Recorded data
-*-

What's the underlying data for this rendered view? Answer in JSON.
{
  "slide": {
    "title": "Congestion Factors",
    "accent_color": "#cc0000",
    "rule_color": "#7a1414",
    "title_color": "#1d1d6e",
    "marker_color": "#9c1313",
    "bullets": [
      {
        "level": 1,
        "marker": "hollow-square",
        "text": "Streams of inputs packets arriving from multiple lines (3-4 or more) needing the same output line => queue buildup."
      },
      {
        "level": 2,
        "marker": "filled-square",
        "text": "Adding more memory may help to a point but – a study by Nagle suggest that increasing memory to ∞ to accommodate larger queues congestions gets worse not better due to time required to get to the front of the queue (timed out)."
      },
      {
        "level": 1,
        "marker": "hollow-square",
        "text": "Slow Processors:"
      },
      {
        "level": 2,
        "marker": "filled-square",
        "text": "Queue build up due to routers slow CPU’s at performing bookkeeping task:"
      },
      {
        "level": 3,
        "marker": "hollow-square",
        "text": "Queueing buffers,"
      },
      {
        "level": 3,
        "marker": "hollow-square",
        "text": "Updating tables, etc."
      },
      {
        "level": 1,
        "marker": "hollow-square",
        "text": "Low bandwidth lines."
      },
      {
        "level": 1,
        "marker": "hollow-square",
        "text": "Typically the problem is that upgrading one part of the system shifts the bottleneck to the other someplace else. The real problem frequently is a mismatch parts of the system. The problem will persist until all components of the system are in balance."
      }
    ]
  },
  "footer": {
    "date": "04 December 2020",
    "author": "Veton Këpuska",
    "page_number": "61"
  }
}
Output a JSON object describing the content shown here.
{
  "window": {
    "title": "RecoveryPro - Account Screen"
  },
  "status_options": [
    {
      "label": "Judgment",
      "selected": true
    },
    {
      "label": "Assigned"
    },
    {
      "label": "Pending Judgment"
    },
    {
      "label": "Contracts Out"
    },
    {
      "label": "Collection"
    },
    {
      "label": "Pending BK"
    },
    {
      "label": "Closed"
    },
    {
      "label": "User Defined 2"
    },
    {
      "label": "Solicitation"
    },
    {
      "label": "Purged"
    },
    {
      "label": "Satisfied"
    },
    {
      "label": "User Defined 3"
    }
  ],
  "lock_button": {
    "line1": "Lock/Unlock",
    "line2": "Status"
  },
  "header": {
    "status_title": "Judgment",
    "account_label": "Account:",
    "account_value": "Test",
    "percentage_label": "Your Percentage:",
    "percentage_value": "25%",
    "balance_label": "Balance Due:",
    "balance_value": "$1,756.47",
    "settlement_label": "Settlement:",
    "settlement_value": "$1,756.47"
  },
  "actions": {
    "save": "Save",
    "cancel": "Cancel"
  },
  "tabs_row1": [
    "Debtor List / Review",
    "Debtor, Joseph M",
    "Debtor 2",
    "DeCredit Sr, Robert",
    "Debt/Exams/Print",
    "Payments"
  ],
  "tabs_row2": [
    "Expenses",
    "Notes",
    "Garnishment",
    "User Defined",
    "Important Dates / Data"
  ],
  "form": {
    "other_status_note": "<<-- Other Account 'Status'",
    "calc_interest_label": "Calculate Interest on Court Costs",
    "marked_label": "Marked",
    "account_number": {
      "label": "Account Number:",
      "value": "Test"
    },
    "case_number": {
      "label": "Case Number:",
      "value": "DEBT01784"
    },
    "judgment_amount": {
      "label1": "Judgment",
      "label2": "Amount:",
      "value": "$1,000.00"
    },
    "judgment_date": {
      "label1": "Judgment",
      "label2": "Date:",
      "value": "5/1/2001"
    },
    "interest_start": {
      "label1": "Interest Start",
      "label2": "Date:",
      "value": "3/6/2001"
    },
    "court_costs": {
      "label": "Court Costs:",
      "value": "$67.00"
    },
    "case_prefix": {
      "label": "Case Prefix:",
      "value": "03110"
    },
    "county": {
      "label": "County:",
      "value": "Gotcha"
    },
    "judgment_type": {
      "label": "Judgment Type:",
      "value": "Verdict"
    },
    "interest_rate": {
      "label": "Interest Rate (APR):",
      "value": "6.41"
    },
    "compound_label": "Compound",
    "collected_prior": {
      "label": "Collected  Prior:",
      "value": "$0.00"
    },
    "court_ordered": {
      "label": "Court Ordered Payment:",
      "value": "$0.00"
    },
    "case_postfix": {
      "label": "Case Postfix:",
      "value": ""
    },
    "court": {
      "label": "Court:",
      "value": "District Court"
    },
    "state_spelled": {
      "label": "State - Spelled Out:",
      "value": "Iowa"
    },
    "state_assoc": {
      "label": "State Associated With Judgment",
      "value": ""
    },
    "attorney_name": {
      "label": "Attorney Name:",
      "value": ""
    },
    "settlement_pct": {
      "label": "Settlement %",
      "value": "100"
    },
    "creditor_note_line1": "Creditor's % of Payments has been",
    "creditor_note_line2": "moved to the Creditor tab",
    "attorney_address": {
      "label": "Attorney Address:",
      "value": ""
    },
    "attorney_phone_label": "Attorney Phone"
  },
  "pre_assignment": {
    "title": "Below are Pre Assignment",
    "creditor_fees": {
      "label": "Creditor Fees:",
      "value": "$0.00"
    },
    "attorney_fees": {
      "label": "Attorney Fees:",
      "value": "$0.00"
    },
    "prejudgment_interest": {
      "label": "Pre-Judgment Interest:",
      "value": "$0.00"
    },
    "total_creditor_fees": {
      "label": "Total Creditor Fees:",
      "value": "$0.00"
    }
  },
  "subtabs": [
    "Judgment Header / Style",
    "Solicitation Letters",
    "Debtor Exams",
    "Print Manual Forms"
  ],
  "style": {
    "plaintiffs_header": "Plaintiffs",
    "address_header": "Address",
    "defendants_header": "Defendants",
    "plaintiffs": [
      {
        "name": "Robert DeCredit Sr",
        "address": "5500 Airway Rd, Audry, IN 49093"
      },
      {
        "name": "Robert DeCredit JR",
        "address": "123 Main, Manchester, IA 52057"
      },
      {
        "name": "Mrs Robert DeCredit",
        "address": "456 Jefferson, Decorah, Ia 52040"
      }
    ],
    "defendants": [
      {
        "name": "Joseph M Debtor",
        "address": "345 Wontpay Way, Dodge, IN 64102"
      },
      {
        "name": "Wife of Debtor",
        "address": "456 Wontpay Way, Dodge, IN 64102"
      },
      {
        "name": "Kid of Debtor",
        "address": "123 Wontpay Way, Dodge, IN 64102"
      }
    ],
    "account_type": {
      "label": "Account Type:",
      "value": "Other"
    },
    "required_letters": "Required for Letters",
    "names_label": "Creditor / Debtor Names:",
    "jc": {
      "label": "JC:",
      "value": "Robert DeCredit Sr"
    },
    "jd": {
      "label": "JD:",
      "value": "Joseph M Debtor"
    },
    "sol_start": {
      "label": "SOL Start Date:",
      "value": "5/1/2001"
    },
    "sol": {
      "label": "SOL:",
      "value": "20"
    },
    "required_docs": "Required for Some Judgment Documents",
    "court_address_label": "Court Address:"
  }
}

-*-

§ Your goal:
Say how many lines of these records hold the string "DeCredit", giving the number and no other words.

§ Reply to the exercise:
5